TASK TO CARRY OUT. Go through the entries below. Copy each line in which "JSON" appears.

MATERIAL TO PROCESS.

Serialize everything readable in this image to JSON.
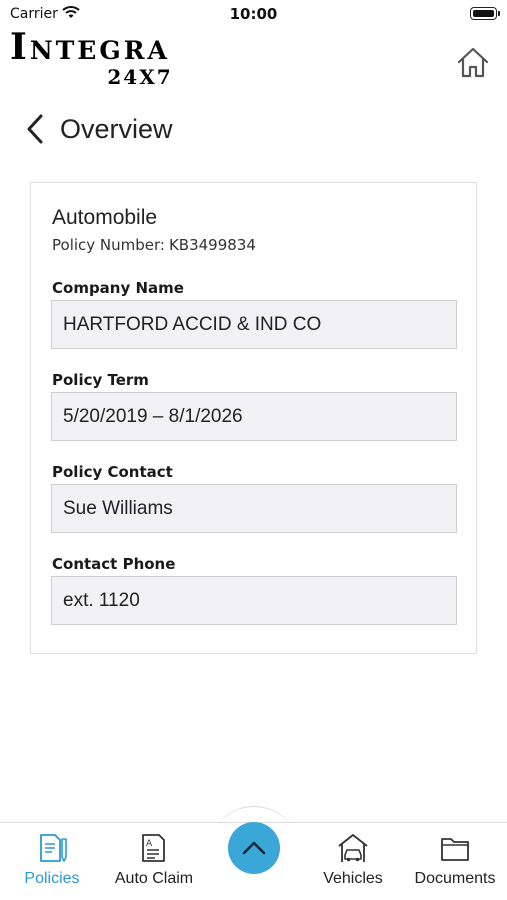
{
  "status_bar": {
    "carrier": "Carrier",
    "time": "10:00"
  },
  "brand": {
    "name": "Integra",
    "sub": "24X7"
  },
  "nav": {
    "title": "Overview"
  },
  "policy": {
    "type": "Automobile",
    "number_label": "Policy Number:",
    "number": "KB3499834",
    "fields": [
      {
        "label": "Company Name",
        "value": "HARTFORD ACCID & IND CO"
      },
      {
        "label": "Policy Term",
        "value": "5/20/2019 – 8/1/2026"
      },
      {
        "label": "Policy Contact",
        "value": "Sue Williams"
      },
      {
        "label": "Contact Phone",
        "value": "ext. 1120"
      }
    ]
  },
  "tab_bar": {
    "active": "Policies",
    "accent_color": "#2a9ad6",
    "fab_color": "#3aa7d8",
    "tabs": [
      {
        "label": "Policies",
        "icon": "policy-document-icon"
      },
      {
        "label": "Auto Claim",
        "icon": "claim-form-icon"
      },
      {
        "label": "Vehicles",
        "icon": "car-garage-icon"
      },
      {
        "label": "Documents",
        "icon": "folder-icon"
      }
    ],
    "center_icon": "chevron-up-icon"
  }
}
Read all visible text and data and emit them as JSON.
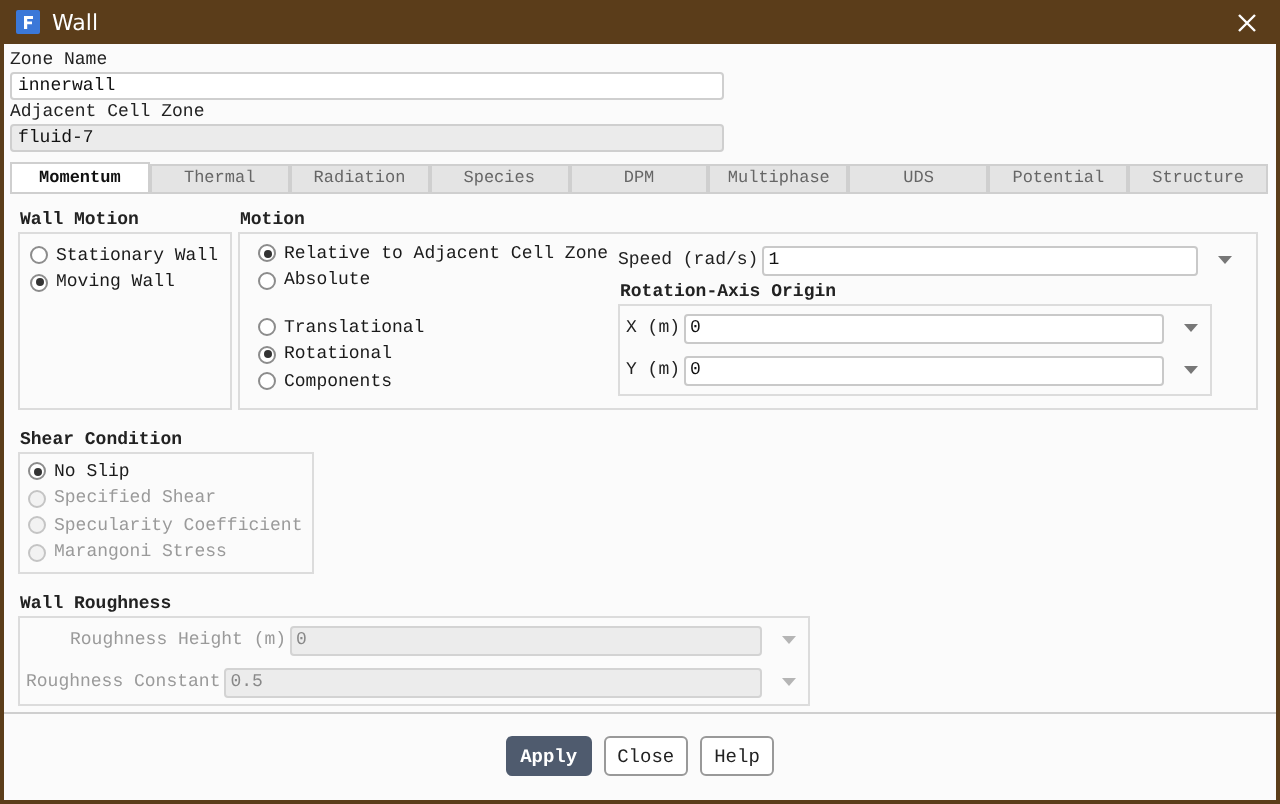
{
  "window": {
    "title": "Wall"
  },
  "zone_name": {
    "label": "Zone Name",
    "value": "innerwall",
    "disabled": false
  },
  "adjacent_cell_zone": {
    "label": "Adjacent Cell Zone",
    "value": "fluid-7",
    "disabled": true
  },
  "tabs": [
    {
      "label": "Momentum",
      "selected": true
    },
    {
      "label": "Thermal",
      "selected": false
    },
    {
      "label": "Radiation",
      "selected": false
    },
    {
      "label": "Species",
      "selected": false
    },
    {
      "label": "DPM",
      "selected": false
    },
    {
      "label": "Multiphase",
      "selected": false
    },
    {
      "label": "UDS",
      "selected": false
    },
    {
      "label": "Potential",
      "selected": false
    },
    {
      "label": "Structure",
      "selected": false
    }
  ],
  "wall_motion": {
    "title": "Wall Motion",
    "options": [
      {
        "label": "Stationary Wall",
        "selected": false,
        "disabled": false
      },
      {
        "label": "Moving Wall",
        "selected": true,
        "disabled": false
      }
    ]
  },
  "motion": {
    "title": "Motion",
    "reference": [
      {
        "label": "Relative to Adjacent Cell Zone",
        "selected": true,
        "disabled": false
      },
      {
        "label": "Absolute",
        "selected": false,
        "disabled": false
      }
    ],
    "type": [
      {
        "label": "Translational",
        "selected": false,
        "disabled": false
      },
      {
        "label": "Rotational",
        "selected": true,
        "disabled": false
      },
      {
        "label": "Components",
        "selected": false,
        "disabled": false
      }
    ],
    "speed": {
      "label": "Speed (rad/s)",
      "value": "1",
      "disabled": false,
      "dropdown": true
    },
    "rotation_axis_origin": {
      "title": "Rotation-Axis Origin",
      "fields": [
        {
          "label": "X (m)",
          "value": "0",
          "disabled": false,
          "dropdown": true
        },
        {
          "label": "Y (m)",
          "value": "0",
          "disabled": false,
          "dropdown": true
        }
      ]
    }
  },
  "shear_condition": {
    "title": "Shear Condition",
    "options": [
      {
        "label": "No Slip",
        "selected": true,
        "disabled": false
      },
      {
        "label": "Specified Shear",
        "selected": false,
        "disabled": true
      },
      {
        "label": "Specularity Coefficient",
        "selected": false,
        "disabled": true
      },
      {
        "label": "Marangoni Stress",
        "selected": false,
        "disabled": true
      }
    ]
  },
  "wall_roughness": {
    "title": "Wall Roughness",
    "fields": [
      {
        "label": "Roughness Height (m)",
        "value": "0",
        "disabled": true,
        "dropdown": true
      },
      {
        "label": "Roughness Constant",
        "value": "0.5",
        "disabled": true,
        "dropdown": true
      }
    ]
  },
  "buttons": [
    {
      "label": "Apply",
      "kind": "primary"
    },
    {
      "label": "Close",
      "kind": "default"
    },
    {
      "label": "Help",
      "kind": "default"
    }
  ]
}
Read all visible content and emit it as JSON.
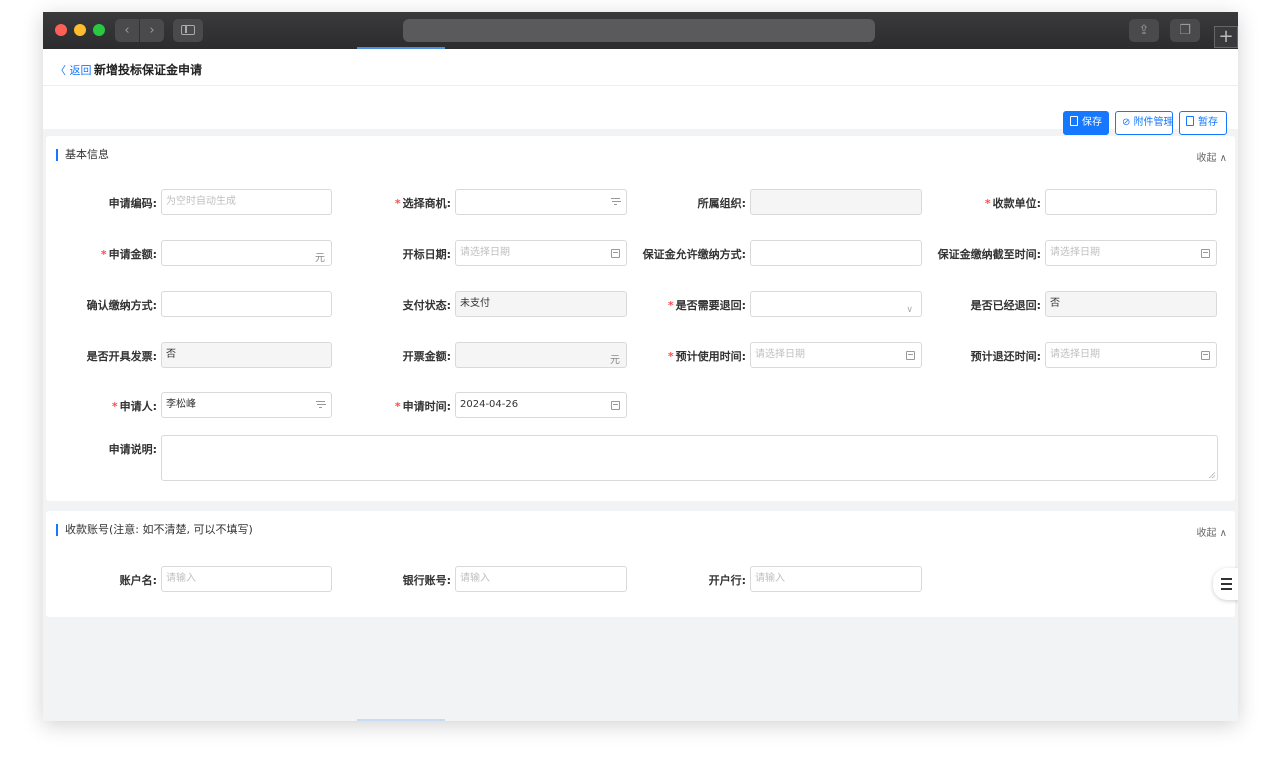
{
  "header": {
    "back_label": "〈 返回",
    "title": "新增投标保证金申请",
    "buttons": {
      "save": "保存",
      "attach": "附件管理",
      "draft": "暂存"
    }
  },
  "basic_section": {
    "title": "基本信息",
    "collapse_label": "收起 ∧",
    "fields": {
      "apply_no": {
        "label": "申请编码:",
        "placeholder": "为空时自动生成"
      },
      "opportunity": {
        "label": "选择商机:",
        "value": ""
      },
      "org": {
        "label": "所属组织:",
        "value": ""
      },
      "payee": {
        "label": "收款单位:",
        "value": ""
      },
      "amount": {
        "label": "申请金额:",
        "suffix": "元"
      },
      "bid_date": {
        "label": "开标日期:",
        "placeholder": "请选择日期"
      },
      "pay_method": {
        "label": "保证金允许缴纳方式:",
        "value": ""
      },
      "deadline": {
        "label": "保证金缴纳截至时间:",
        "placeholder": "请选择日期"
      },
      "confirm_method": {
        "label": "确认缴纳方式:",
        "value": ""
      },
      "pay_status": {
        "label": "支付状态:",
        "value": "未支付"
      },
      "need_return": {
        "label": "是否需要退回:",
        "value": ""
      },
      "returned": {
        "label": "是否已经退回:",
        "value": "否"
      },
      "invoiced": {
        "label": "是否开具发票:",
        "value": "否"
      },
      "invoice_amount": {
        "label": "开票金额:",
        "suffix": "元"
      },
      "use_time": {
        "label": "预计使用时间:",
        "placeholder": "请选择日期"
      },
      "return_time": {
        "label": "预计退还时间:",
        "placeholder": "请选择日期"
      },
      "applicant": {
        "label": "申请人:",
        "value": "李松峰"
      },
      "apply_time": {
        "label": "申请时间:",
        "value": "2024-04-26"
      },
      "description": {
        "label": "申请说明:",
        "value": ""
      }
    }
  },
  "account_section": {
    "title": "收款账号(注意: 如不清楚, 可以不填写)",
    "collapse_label": "收起 ∧",
    "fields": {
      "account_name": {
        "label": "账户名:",
        "placeholder": "请输入"
      },
      "account_no": {
        "label": "银行账号:",
        "placeholder": "请输入"
      },
      "bank": {
        "label": "开户行:",
        "placeholder": "请输入"
      }
    }
  },
  "colors": {
    "primary": "#1677ff",
    "required": "#ff4d4f"
  }
}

ANSWER FOR THE TASK.
Serialize everything readable in this image to JSON.
Read all visible text and data and emit them as JSON.
Read all visible content and emit it as JSON.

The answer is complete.